If you have a more inbound sales approach try to separately report CAC for paid and non-paid leads, as a blended metric might lead to confusion. E.g. if you have 10 paid leads that turn into 1 customer and 10 unpaid leads that turn into 2 customers, the blended conversion would be 15%. However, it’s more insightful to report both conversions separately (paid: 10%, unpaid, 20%). A reporting based on each marketing and sales channel is even more comprehensive if data is available.

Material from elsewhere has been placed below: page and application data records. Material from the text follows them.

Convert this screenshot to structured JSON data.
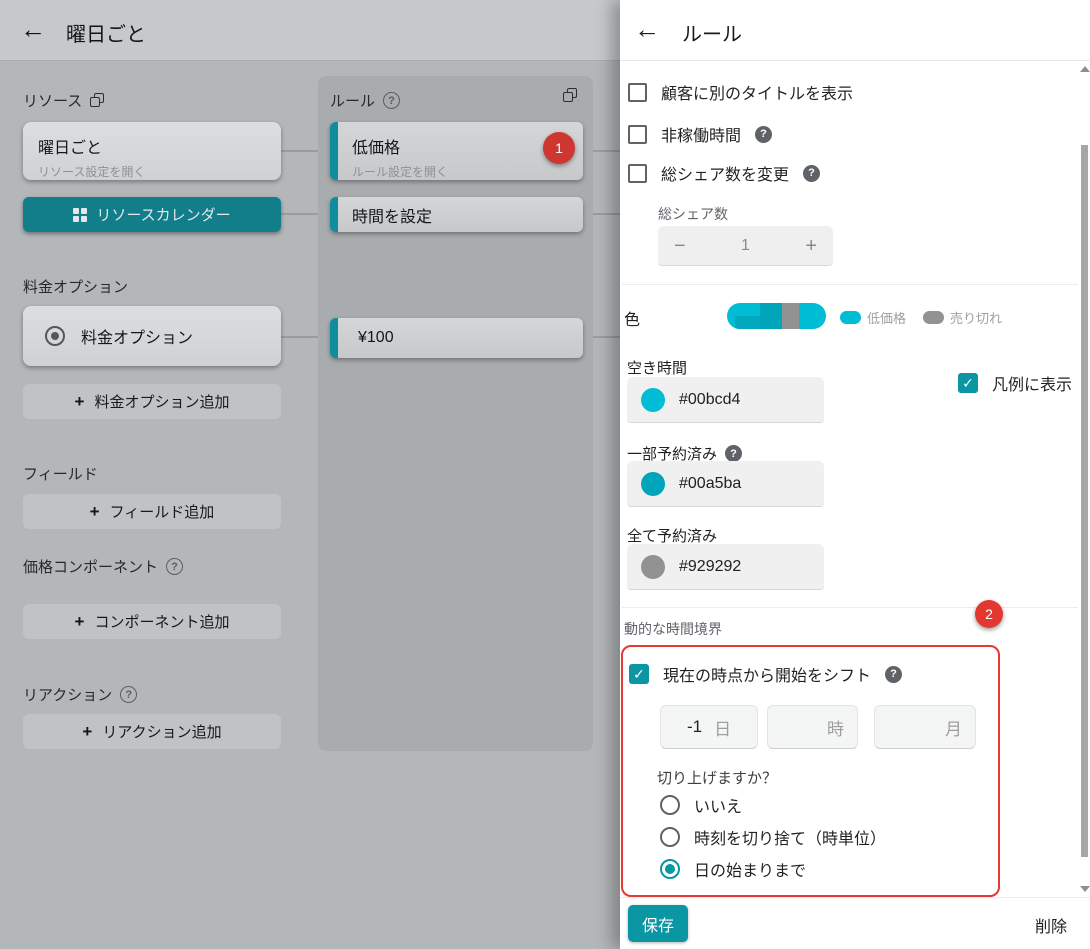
{
  "colors": {
    "accent_teal": "#0a96a2",
    "danger_red": "#e53935",
    "available": "#00bcd4",
    "partially_booked": "#00a5ba",
    "fully_booked": "#929292"
  },
  "left": {
    "header": {
      "back_icon": "←",
      "title": "曜日ごと"
    },
    "resources": {
      "label": "リソース",
      "card": {
        "title": "曜日ごと",
        "subtitle": "リソース設定を開く"
      },
      "calendar_button": "リソースカレンダー"
    },
    "price_options": {
      "label": "料金オプション",
      "card_title": "料金オプション",
      "add_button": "料金オプション追加"
    },
    "fields": {
      "label": "フィールド",
      "add_button": "フィールド追加"
    },
    "price_components": {
      "label": "価格コンポーネント",
      "add_button": "コンポーネント追加",
      "help": "?"
    },
    "reactions": {
      "label": "リアクション",
      "add_button": "リアクション追加",
      "help": "?"
    },
    "rules": {
      "label": "ルール",
      "help": "?",
      "badge": "1",
      "cards": [
        {
          "title": "低価格",
          "subtitle": "ルール設定を開く"
        },
        {
          "title": "時間を設定"
        },
        {
          "title": "¥100"
        }
      ]
    },
    "plus_icon": "+"
  },
  "drawer": {
    "header": {
      "back_icon": "←",
      "title": "ルール"
    },
    "checkboxes": [
      {
        "label": "顧客に別のタイトルを表示"
      },
      {
        "label": "非稼働時間",
        "help": "?"
      },
      {
        "label": "総シェア数を変更",
        "help": "?"
      }
    ],
    "share_count": {
      "label": "総シェア数",
      "value": "1",
      "minus": "−",
      "plus": "+"
    },
    "color_section": {
      "label": "色",
      "legend": [
        {
          "label": "低価格"
        },
        {
          "label": "売り切れ"
        }
      ]
    },
    "legend_checkbox": "凡例に表示",
    "swatches": [
      {
        "label": "空き時間",
        "value": "#00bcd4"
      },
      {
        "label": "一部予約済み",
        "value": "#00a5ba",
        "help": "?"
      },
      {
        "label": "全て予約済み",
        "value": "#929292"
      }
    ],
    "dynamic": {
      "label": "動的な時間境界",
      "badge": "2",
      "shift_label": "現在の時点から開始をシフト",
      "help": "?",
      "inputs": [
        {
          "value": "-1",
          "unit": "日"
        },
        {
          "value": "",
          "unit": "時"
        },
        {
          "value": "",
          "unit": "月"
        }
      ],
      "round_label": "切り上げますか？",
      "options": [
        {
          "label": "いいえ"
        },
        {
          "label": "時刻を切り捨て（時単位）"
        },
        {
          "label": "日の始まりまで"
        }
      ]
    },
    "footer": {
      "save": "保存",
      "delete": "削除"
    }
  }
}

First, we suggest founders to build a decent reporting which allows for tracking the aforementioned most important B2B SaaS KPIs. Second, build a decent financial plan which is driven by sales and/or marketing spending. This plan should optimally lead to the same KPIs so you can benchmark your progress and review your assumptions on a monthly basis. The goal is not to hit the plan 100%. Start-up reality is that you almost certainly will be above or below plan. But it is important to know when and where you deviate and what the short- and long-term deviations are. Also keep in mind your reporting needs and how you can create these as efficiently as possible.
However, there is no right or wrong and there are no fixed definitions on B2B SaaS KPIS.
Whatever you track, make sure to later present it in an easy to understand and favourable way to prevent confusion. A good way to do so is by defining your KPI calculations, e.g. in a footnote of the investors presentation.
If you don’t want to track everything manually (in excel) there are some good tools out there to help you out, e.g. https://chartmogul.com, https://www.profitwell.com, https://www.saasoptics.com/, or https://www.chargebee.com. This might simplify your reporting efforts drastically and the communication with (potential) investors, since most KPIs are already tracked, calculated and continuously updated.
If you have any comments or you are even building an amazing SaaS start-up: we would love to hear from you at pitch at senovo dot vc!